Executive Editor Journal of Urban Cultural Studies Senior Editor Arizona Journal of Hispanic Cultural Studies Associate Editor Hispania Co-Editor Hispanic Urban Studies series
The aims of this article are threefold: first, to revise some key concepts on the theory of scholarly digital editions such as scale and interactivity; second, to present the principles of XML/TEI encoding model and highlight the representation of the critical apparatus; third, to describe the methodology implemented to encode scribal and authorial variants of Luis de Góngora’s Soledades found in 22 witnesses. In general terms, it is argued here that TEI elements such as , and should be allowed to nest structural elements, in order to represent textual variation with accuracy.
PhD candidate at the Institut National des Langues et Civilisations Orientales (INALCO) in Paris. My research focuses in a multifactorial analysis of language variation in Ayapa Zoque. This is a critically endangered language spoken by less than 15 elders in the south of Mexico. The language has been poorly documented and has not yet been described, resulting in a lack of reliable information about the language and its speakers. Moreover, due to the extent of attested language variation, it is very complex to offer a “simple/classic” description of it. Therefore, my research offers a novel solution by tackling the problem from a different angle. I document and analyze the variations, and not the language as a hypothetic system, while offering a multifactorial explanation of these variations.
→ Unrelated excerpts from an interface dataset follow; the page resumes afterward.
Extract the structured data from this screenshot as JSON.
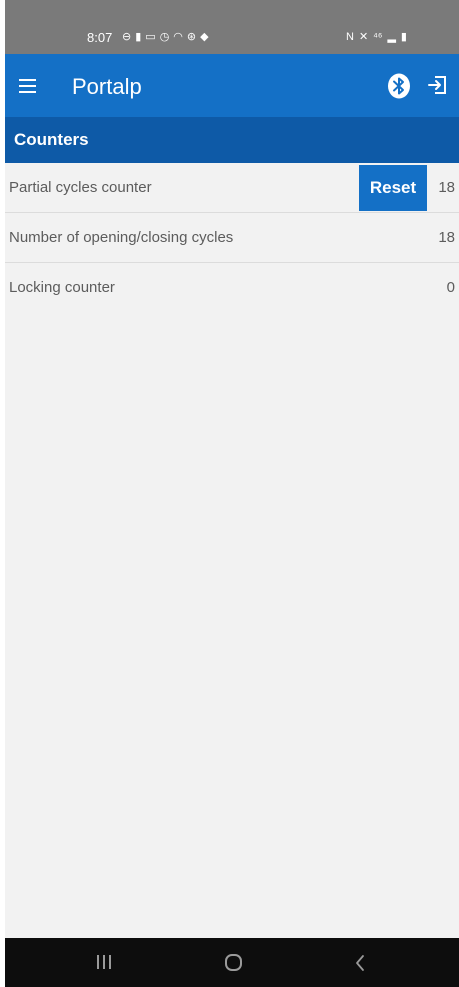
{
  "status_bar": {
    "time": "8:07",
    "left_icons": [
      "⊖",
      "▮",
      "▭",
      "◷",
      "◠",
      "⊛",
      "◆"
    ],
    "right_icons": [
      "N",
      "✕",
      "⁴⁶",
      "▂",
      "▮"
    ]
  },
  "app_bar": {
    "title": "Portalp",
    "icons": [
      "menu-icon",
      "bluetooth-icon",
      "logout-icon"
    ]
  },
  "section": {
    "title": "Counters"
  },
  "counters": [
    {
      "label": "Partial cycles counter",
      "value": "18",
      "button": "Reset"
    },
    {
      "label": "Number of opening/closing cycles",
      "value": "18"
    },
    {
      "label": "Locking counter",
      "value": "0"
    }
  ],
  "colors": {
    "app_bar": "#1470c6",
    "section_header": "#0e5aa7",
    "background": "#f2f2f2",
    "nav_bar": "#0d0d0d"
  }
}
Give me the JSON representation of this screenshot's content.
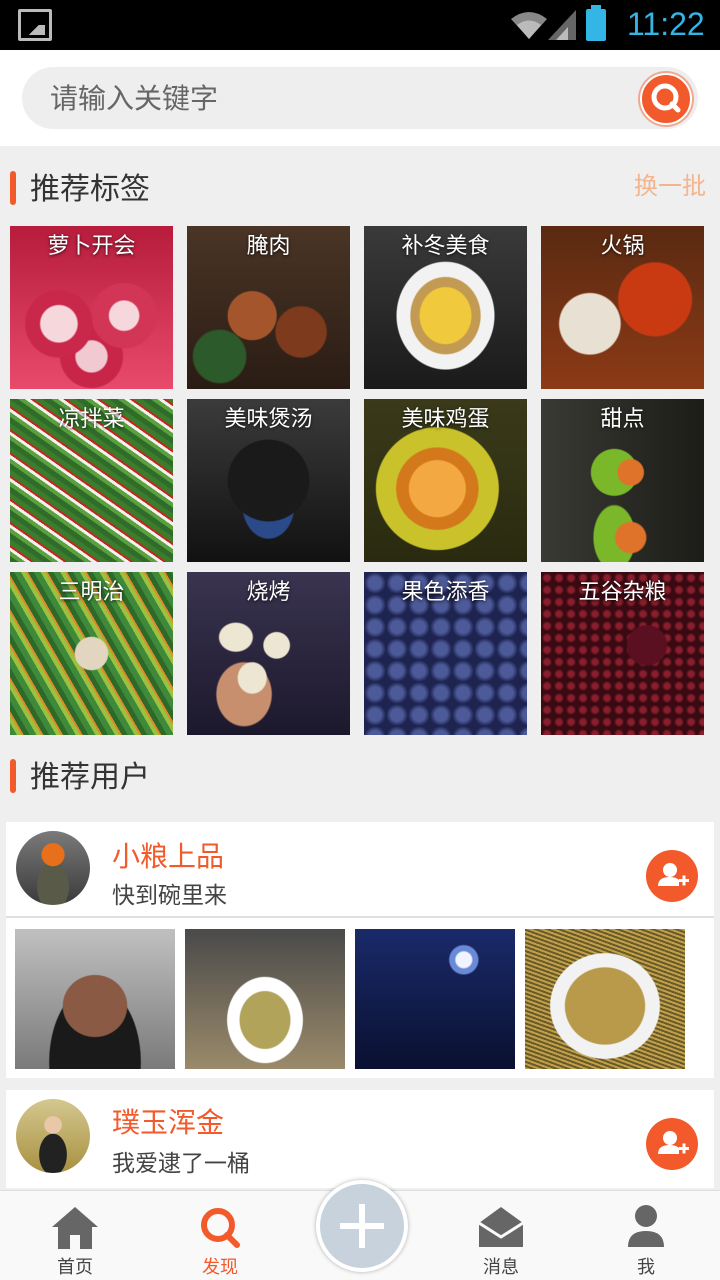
{
  "status": {
    "time": "11:22"
  },
  "search": {
    "placeholder": "请输入关键字"
  },
  "tags_section": {
    "title": "推荐标签",
    "refresh": "换一批"
  },
  "tags": [
    {
      "label": "萝卜开会"
    },
    {
      "label": "腌肉"
    },
    {
      "label": "补冬美食"
    },
    {
      "label": "火锅"
    },
    {
      "label": "凉拌菜"
    },
    {
      "label": "美味煲汤"
    },
    {
      "label": "美味鸡蛋"
    },
    {
      "label": "甜点"
    },
    {
      "label": "三明治"
    },
    {
      "label": "烧烤"
    },
    {
      "label": "果色添香"
    },
    {
      "label": "五谷杂粮"
    }
  ],
  "users_section": {
    "title": "推荐用户"
  },
  "users": [
    {
      "name": "小粮上品",
      "bio": "快到碗里来"
    },
    {
      "name": "璞玉浑金",
      "bio": "我爱逮了一桶"
    }
  ],
  "nav": [
    {
      "label": "首页"
    },
    {
      "label": "发现"
    },
    {
      "label": "消息"
    },
    {
      "label": "我"
    }
  ],
  "colors": {
    "accent": "#f25a2c",
    "status_text": "#33b5e5"
  }
}
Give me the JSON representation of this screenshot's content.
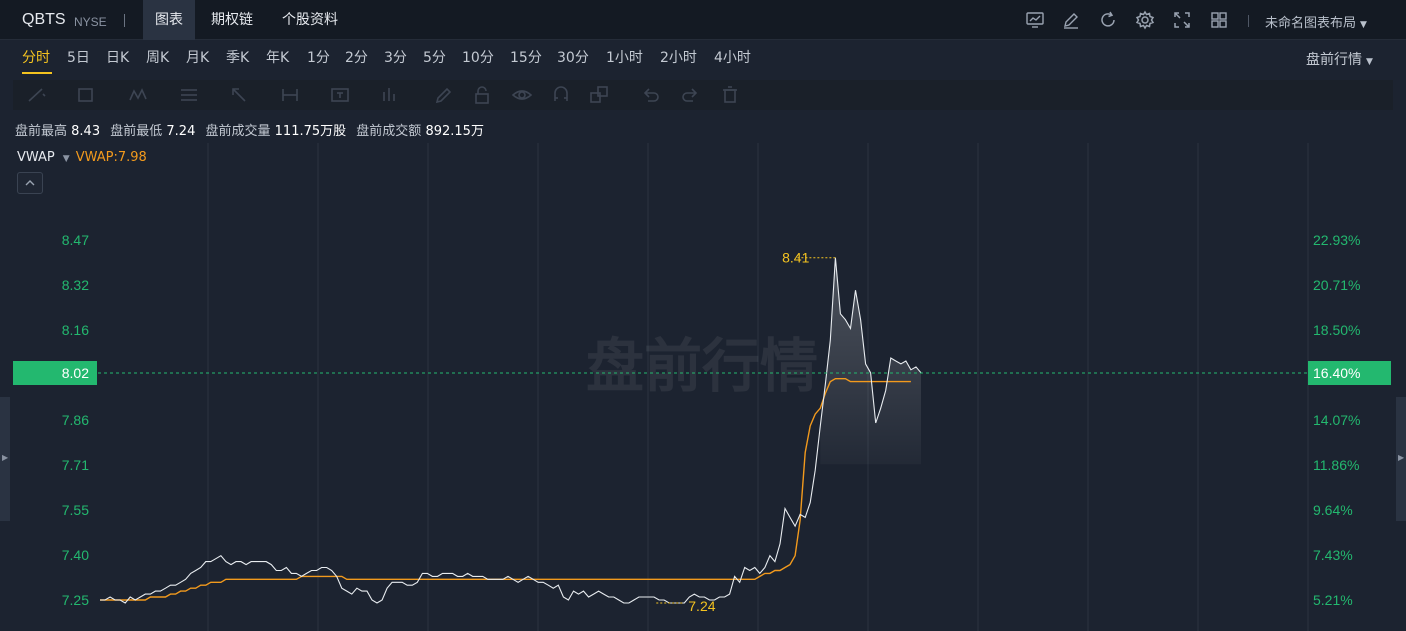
{
  "header": {
    "ticker": "QBTS",
    "exchange": "NYSE",
    "tabs": [
      {
        "label": "图表",
        "active": true
      },
      {
        "label": "期权链",
        "active": false
      },
      {
        "label": "个股资料",
        "active": false
      }
    ],
    "icons": [
      "indicators-icon",
      "edit-pen-icon",
      "refresh-icon",
      "settings-gear-icon",
      "fullscreen-icon",
      "grid-layout-icon"
    ],
    "layout_name": "未命名图表布局"
  },
  "periods": [
    {
      "label": "分时",
      "active": true
    },
    {
      "label": "5日"
    },
    {
      "label": "日K"
    },
    {
      "label": "周K"
    },
    {
      "label": "月K"
    },
    {
      "label": "季K"
    },
    {
      "label": "年K"
    },
    {
      "label": "1分"
    },
    {
      "label": "2分"
    },
    {
      "label": "3分"
    },
    {
      "label": "5分"
    },
    {
      "label": "10分"
    },
    {
      "label": "15分"
    },
    {
      "label": "30分"
    },
    {
      "label": "1小时"
    },
    {
      "label": "2小时"
    },
    {
      "label": "4小时"
    }
  ],
  "session_dropdown": "盘前行情",
  "draw_tools": [
    "trend-line-icon",
    "rectangle-icon",
    "pattern-icon",
    "fib-icon",
    "arrow-icon",
    "measure-icon",
    "text-icon",
    "bar-icon",
    "pencil-icon",
    "lock-icon",
    "eye-icon",
    "magnet-icon",
    "clone-icon",
    "undo-icon",
    "redo-icon",
    "trash-icon"
  ],
  "info": {
    "high_label": "盘前最高",
    "high": "8.43",
    "low_label": "盘前最低",
    "low": "7.24",
    "volume_label": "盘前成交量",
    "volume": "111.75万股",
    "turnover_label": "盘前成交额",
    "turnover": "892.15万"
  },
  "legend": {
    "name": "VWAP",
    "value_text": "VWAP:7.98"
  },
  "colors": {
    "up": "#23b86f",
    "vwap": "#f29a1d",
    "price": "#e8ecf0",
    "marker": "#f4c320",
    "bg": "#1c2330"
  },
  "chart_data": {
    "type": "line",
    "watermark": "盘前行情",
    "y_left_ticks": [
      "8.47",
      "8.32",
      "8.16",
      "8.02",
      "7.86",
      "7.71",
      "7.55",
      "7.40",
      "7.25"
    ],
    "y_right_ticks": [
      "22.93%",
      "20.71%",
      "18.50%",
      "16.40%",
      "14.07%",
      "11.86%",
      "9.64%",
      "7.43%",
      "5.21%"
    ],
    "current_price": "8.02",
    "current_pct": "16.40%",
    "max_label": "8.41",
    "min_label": "7.24",
    "ylim": [
      7.22,
      8.5
    ],
    "series": [
      {
        "name": "price",
        "values": [
          7.25,
          7.25,
          7.26,
          7.25,
          7.25,
          7.24,
          7.26,
          7.25,
          7.26,
          7.27,
          7.27,
          7.28,
          7.28,
          7.29,
          7.3,
          7.3,
          7.31,
          7.32,
          7.34,
          7.35,
          7.36,
          7.38,
          7.38,
          7.39,
          7.4,
          7.38,
          7.37,
          7.38,
          7.38,
          7.37,
          7.38,
          7.38,
          7.38,
          7.38,
          7.37,
          7.35,
          7.35,
          7.36,
          7.34,
          7.34,
          7.33,
          7.34,
          7.35,
          7.35,
          7.36,
          7.36,
          7.35,
          7.33,
          7.29,
          7.28,
          7.27,
          7.29,
          7.28,
          7.28,
          7.25,
          7.24,
          7.25,
          7.29,
          7.31,
          7.31,
          7.31,
          7.3,
          7.3,
          7.31,
          7.34,
          7.34,
          7.33,
          7.33,
          7.34,
          7.34,
          7.34,
          7.33,
          7.33,
          7.34,
          7.33,
          7.33,
          7.33,
          7.32,
          7.32,
          7.32,
          7.32,
          7.33,
          7.32,
          7.31,
          7.32,
          7.33,
          7.32,
          7.31,
          7.31,
          7.3,
          7.29,
          7.3,
          7.26,
          7.25,
          7.28,
          7.27,
          7.28,
          7.26,
          7.27,
          7.28,
          7.27,
          7.26,
          7.26,
          7.25,
          7.24,
          7.24,
          7.25,
          7.26,
          7.26,
          7.26,
          7.26,
          7.25,
          7.25,
          7.24,
          7.24,
          7.24,
          7.24,
          7.26,
          7.27,
          7.26,
          7.26,
          7.25,
          7.25,
          7.26,
          7.26,
          7.27,
          7.33,
          7.31,
          7.36,
          7.35,
          7.36,
          7.34,
          7.36,
          7.4,
          7.38,
          7.44,
          7.56,
          7.53,
          7.5,
          7.54,
          7.53,
          7.58,
          7.69,
          7.84,
          7.98,
          8.13,
          8.41,
          8.22,
          8.2,
          8.17,
          8.3,
          8.2,
          8.05,
          8.02,
          7.85,
          7.9,
          7.96,
          8.07,
          8.06,
          8.05,
          8.06,
          8.03,
          8.04,
          8.02
        ]
      },
      {
        "name": "VWAP",
        "values": [
          7.25,
          7.25,
          7.25,
          7.25,
          7.25,
          7.25,
          7.25,
          7.25,
          7.25,
          7.25,
          7.26,
          7.26,
          7.26,
          7.26,
          7.27,
          7.27,
          7.28,
          7.28,
          7.29,
          7.29,
          7.3,
          7.3,
          7.31,
          7.31,
          7.31,
          7.32,
          7.32,
          7.32,
          7.32,
          7.32,
          7.32,
          7.32,
          7.32,
          7.32,
          7.32,
          7.32,
          7.32,
          7.32,
          7.32,
          7.32,
          7.33,
          7.33,
          7.33,
          7.33,
          7.33,
          7.33,
          7.33,
          7.33,
          7.33,
          7.32,
          7.32,
          7.32,
          7.32,
          7.32,
          7.32,
          7.32,
          7.32,
          7.32,
          7.32,
          7.32,
          7.32,
          7.32,
          7.32,
          7.32,
          7.32,
          7.32,
          7.32,
          7.32,
          7.32,
          7.32,
          7.32,
          7.32,
          7.32,
          7.32,
          7.32,
          7.32,
          7.32,
          7.32,
          7.32,
          7.32,
          7.32,
          7.32,
          7.32,
          7.32,
          7.32,
          7.32,
          7.32,
          7.32,
          7.32,
          7.32,
          7.32,
          7.32,
          7.32,
          7.32,
          7.32,
          7.32,
          7.32,
          7.32,
          7.32,
          7.32,
          7.32,
          7.32,
          7.32,
          7.32,
          7.32,
          7.32,
          7.32,
          7.32,
          7.32,
          7.32,
          7.32,
          7.32,
          7.32,
          7.32,
          7.32,
          7.32,
          7.32,
          7.32,
          7.32,
          7.32,
          7.32,
          7.32,
          7.32,
          7.32,
          7.32,
          7.32,
          7.32,
          7.32,
          7.32,
          7.32,
          7.32,
          7.33,
          7.34,
          7.34,
          7.35,
          7.35,
          7.36,
          7.37,
          7.4,
          7.52,
          7.75,
          7.84,
          7.88,
          7.9,
          7.95,
          7.99,
          8.0,
          8.0,
          8.0,
          7.99,
          7.99,
          7.99,
          7.99,
          7.99,
          7.99,
          7.99,
          7.99,
          7.99,
          7.99,
          7.99,
          7.99,
          7.99
        ]
      }
    ]
  }
}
On an isogloss of the Eastern Turkish dialects
On Armenian loanwords in the Turkish dialects of Erzurum